Jackson Laboratory's Leonard Shultz PhD Helps Develop a Better Leukemia Mouse Model
Dr. Leonard Shultz of The Jackson Laboratory and collaborators at Harvard Medical School and several Japanese institutions (including the RIKEN Research Center for Allergy and Immunology) have significantly increased our understanding of and moved the medical field closer to a cure for myelogenous leukemia (AML) (Ishikawa et al. 2007). The most common adult leukemia, AML is characterized by the clonal expansion of immature myeloblasts from leukemic stem (LS) cells, which belong to a rare, recently discovered, and little understood group of cancer stem cells. Although AML can generally be forced into remission by chemotherapy, 15% of the cancers don't respond to the initial treatment, and 70% of them relapse. Recent research indicates that LS cells may be responsible for this high incidence of AML cancer recurrence.
The NOD.Cg-Prkdcscid Il2rgtm1Wjl/SzJ (005557)
Dr. Shultz and his team intravenously injected primary human LS cells into newborns of this strain and found that they have long-term engraftment and differentiation capacity, exclusively recapitulate AML and retain self-renewal capacity in vivo, providing a very representative model of human AML. The LS cells homed to and engrafted within the osteoblast-rich area of the bone marrow. There, some differentiate into AML cancer cells, but others remain quiescent - do not progress through the cell cycle and multiply. Their quiescence may explain why human LS cells are resistant to the cytotoxic effects of chemotherapy, which target fast-dividing cells. Not surprisingly, but for reasons that are not understood, the research team found that LS cells are indeed highly resistant to conventional chemotherapy. With this knowledge in hand, scientists may be able to use the NOD.Cg-Prkdcscid Il2rgtm1Wjl/SzJ mouse to develop AML therapies specifically targeted to LS cells.
Therapies for leukemia and other cancers are improving all the time, but cancer is a complicated and adaptable foe. Better models are needed to study its pathogenesis and to develop more effective treatments and, better yet, preventions and cures. The AML xenograft model developed by Dr. Shultz and his collaborators promises to be such a model.

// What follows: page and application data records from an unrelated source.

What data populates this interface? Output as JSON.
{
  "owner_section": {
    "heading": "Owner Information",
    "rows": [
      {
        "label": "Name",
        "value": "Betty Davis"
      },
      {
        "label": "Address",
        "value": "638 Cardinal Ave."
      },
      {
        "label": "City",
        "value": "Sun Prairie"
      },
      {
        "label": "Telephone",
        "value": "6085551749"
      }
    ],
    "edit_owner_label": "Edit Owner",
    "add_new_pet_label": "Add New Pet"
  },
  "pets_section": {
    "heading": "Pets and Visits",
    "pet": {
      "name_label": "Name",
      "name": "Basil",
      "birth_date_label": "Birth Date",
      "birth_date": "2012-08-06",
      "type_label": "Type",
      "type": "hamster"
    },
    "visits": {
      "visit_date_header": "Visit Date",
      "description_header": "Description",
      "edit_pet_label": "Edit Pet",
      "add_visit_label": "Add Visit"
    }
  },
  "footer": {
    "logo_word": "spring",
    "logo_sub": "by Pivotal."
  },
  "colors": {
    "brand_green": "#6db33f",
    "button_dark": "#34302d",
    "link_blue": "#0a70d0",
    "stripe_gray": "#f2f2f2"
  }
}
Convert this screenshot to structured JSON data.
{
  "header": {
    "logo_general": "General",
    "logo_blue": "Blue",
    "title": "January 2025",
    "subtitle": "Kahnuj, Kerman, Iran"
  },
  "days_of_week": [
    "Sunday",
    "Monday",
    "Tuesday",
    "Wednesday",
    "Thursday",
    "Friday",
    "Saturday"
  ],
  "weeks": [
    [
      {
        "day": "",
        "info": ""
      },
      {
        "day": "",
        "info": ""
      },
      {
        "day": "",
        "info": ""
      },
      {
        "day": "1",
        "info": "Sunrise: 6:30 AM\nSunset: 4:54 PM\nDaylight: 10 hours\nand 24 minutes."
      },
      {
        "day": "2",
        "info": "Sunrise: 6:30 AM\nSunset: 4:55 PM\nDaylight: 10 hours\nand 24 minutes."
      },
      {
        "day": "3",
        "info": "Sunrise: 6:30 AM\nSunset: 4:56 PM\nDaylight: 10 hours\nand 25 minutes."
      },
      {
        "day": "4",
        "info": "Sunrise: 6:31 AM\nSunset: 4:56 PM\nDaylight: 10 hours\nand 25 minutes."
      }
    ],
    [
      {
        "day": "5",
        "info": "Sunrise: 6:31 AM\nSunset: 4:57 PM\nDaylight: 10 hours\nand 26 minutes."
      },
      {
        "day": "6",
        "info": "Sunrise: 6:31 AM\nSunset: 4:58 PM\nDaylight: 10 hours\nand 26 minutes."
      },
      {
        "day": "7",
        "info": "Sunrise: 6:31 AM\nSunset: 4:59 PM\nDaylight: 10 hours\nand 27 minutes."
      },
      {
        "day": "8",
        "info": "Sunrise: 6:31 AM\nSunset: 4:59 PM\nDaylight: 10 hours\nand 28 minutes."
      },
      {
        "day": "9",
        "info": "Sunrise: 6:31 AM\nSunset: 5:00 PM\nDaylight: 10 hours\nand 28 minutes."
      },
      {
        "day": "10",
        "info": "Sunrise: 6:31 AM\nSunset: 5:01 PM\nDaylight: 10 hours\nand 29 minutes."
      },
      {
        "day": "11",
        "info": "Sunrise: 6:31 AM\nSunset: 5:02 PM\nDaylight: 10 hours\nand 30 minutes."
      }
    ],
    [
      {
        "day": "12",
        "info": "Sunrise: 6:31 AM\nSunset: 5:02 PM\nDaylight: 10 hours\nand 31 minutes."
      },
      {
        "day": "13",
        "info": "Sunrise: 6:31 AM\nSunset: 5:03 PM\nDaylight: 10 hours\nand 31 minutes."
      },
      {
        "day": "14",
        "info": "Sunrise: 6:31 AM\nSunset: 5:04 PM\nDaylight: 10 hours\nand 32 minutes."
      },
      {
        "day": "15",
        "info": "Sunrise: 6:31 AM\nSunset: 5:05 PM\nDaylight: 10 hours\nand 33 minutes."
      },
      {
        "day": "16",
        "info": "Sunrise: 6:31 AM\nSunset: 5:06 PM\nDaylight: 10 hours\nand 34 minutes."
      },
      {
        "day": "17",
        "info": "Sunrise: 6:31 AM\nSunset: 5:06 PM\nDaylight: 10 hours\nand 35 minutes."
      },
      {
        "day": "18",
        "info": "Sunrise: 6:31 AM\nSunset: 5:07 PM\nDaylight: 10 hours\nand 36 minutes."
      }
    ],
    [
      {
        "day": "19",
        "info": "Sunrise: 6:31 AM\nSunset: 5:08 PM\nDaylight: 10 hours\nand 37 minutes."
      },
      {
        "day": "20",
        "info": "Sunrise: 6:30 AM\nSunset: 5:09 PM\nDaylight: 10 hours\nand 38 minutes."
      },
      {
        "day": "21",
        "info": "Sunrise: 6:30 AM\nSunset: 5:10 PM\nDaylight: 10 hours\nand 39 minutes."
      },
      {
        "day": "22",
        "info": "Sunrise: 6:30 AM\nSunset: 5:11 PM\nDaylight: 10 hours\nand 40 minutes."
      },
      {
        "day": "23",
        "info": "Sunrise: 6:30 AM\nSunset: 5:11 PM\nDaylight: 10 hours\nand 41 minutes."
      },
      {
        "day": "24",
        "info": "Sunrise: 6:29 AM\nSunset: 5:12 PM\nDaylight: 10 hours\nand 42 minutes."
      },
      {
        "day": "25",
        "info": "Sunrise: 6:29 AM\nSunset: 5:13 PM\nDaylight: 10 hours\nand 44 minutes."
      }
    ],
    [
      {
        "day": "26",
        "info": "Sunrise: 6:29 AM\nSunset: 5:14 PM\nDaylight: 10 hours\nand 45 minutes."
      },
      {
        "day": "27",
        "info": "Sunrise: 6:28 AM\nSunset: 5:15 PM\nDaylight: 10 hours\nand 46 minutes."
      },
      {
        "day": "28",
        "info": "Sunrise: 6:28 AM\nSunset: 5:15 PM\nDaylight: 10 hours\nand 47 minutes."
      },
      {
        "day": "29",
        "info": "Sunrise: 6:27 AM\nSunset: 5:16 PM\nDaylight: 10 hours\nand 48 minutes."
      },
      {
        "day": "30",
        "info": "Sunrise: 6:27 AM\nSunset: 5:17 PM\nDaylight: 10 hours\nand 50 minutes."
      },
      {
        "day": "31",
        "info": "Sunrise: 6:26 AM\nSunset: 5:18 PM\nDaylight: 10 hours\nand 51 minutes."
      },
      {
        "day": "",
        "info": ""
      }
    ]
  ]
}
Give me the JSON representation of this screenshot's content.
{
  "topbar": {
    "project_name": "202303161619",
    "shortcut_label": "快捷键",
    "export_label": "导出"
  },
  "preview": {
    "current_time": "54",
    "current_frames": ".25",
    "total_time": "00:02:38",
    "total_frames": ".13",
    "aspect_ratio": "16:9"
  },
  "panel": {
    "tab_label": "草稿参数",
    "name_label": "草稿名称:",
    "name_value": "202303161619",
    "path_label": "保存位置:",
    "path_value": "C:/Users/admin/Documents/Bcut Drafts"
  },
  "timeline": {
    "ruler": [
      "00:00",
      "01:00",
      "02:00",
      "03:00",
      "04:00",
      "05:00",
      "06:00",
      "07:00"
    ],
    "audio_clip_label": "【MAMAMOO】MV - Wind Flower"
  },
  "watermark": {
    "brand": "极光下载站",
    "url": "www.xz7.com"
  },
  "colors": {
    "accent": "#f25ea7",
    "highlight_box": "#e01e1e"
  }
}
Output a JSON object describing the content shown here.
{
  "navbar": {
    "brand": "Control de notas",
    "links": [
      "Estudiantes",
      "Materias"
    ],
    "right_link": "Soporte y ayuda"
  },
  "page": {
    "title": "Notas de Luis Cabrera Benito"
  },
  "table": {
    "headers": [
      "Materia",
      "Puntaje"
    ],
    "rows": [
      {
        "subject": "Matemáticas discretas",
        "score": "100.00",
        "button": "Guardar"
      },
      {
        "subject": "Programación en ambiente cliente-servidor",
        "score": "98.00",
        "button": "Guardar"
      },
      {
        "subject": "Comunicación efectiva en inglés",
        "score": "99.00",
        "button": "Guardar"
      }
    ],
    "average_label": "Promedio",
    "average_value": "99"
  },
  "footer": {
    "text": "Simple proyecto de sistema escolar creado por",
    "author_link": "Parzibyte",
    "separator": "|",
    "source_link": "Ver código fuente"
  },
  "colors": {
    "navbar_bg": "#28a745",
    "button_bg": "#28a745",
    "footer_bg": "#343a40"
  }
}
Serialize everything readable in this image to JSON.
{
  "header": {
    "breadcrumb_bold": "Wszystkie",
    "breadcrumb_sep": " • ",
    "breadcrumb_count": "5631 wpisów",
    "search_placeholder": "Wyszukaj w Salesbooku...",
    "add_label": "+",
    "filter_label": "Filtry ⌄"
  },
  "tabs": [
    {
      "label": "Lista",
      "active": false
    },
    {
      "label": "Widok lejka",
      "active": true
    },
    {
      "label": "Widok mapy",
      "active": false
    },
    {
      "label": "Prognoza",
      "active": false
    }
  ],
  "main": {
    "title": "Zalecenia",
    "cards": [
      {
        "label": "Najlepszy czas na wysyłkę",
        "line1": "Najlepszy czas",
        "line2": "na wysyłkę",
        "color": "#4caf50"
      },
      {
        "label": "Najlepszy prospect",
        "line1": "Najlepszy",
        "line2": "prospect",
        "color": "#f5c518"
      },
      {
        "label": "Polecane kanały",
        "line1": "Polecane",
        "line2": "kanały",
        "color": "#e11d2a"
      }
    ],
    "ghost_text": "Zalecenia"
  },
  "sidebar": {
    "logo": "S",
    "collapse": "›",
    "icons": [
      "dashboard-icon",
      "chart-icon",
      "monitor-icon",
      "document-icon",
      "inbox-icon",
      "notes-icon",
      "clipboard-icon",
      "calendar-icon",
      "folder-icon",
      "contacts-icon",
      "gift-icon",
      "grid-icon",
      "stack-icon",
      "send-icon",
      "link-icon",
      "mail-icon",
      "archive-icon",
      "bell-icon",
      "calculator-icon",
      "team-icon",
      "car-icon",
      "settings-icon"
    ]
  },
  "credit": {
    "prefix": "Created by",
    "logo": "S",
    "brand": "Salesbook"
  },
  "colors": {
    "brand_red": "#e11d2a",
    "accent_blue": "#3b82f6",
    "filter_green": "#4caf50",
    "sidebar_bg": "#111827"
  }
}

(Author in bold is a Jackson Laboratory Professor)
Ishikawa F, Yoshida S, Saito Y, Hijikata A, Kitamura H, Tanaka S, Nakamura R, Tanaka T, Tomiyama H, Saito N, Fukata M, Miyamoto T, Lyons B, Ohshima K, Uchida N, Taniguchi S, Ohara O, Akashi K, Harada M, Shultz LD. 2007. Chemotherapy-resistant human AML stem cells home to and engraft within the bone-marrow endosteal region. Nat Biotechnol 25:1315-21.
Shultz LD, Lyons BL, Burzenski LM, Gott B, Chen X, Chaleff S, Kotb M, Gillies SD, King M, Mangada J, Greiner DL, Handgretinger R. 2005. Human lymphoid and myeloid cell development in NOD/LtSz-scid IL2Rγnull mice engrafted with mobilized human hemopoietic stem cells. J Immunol 15:6477-89.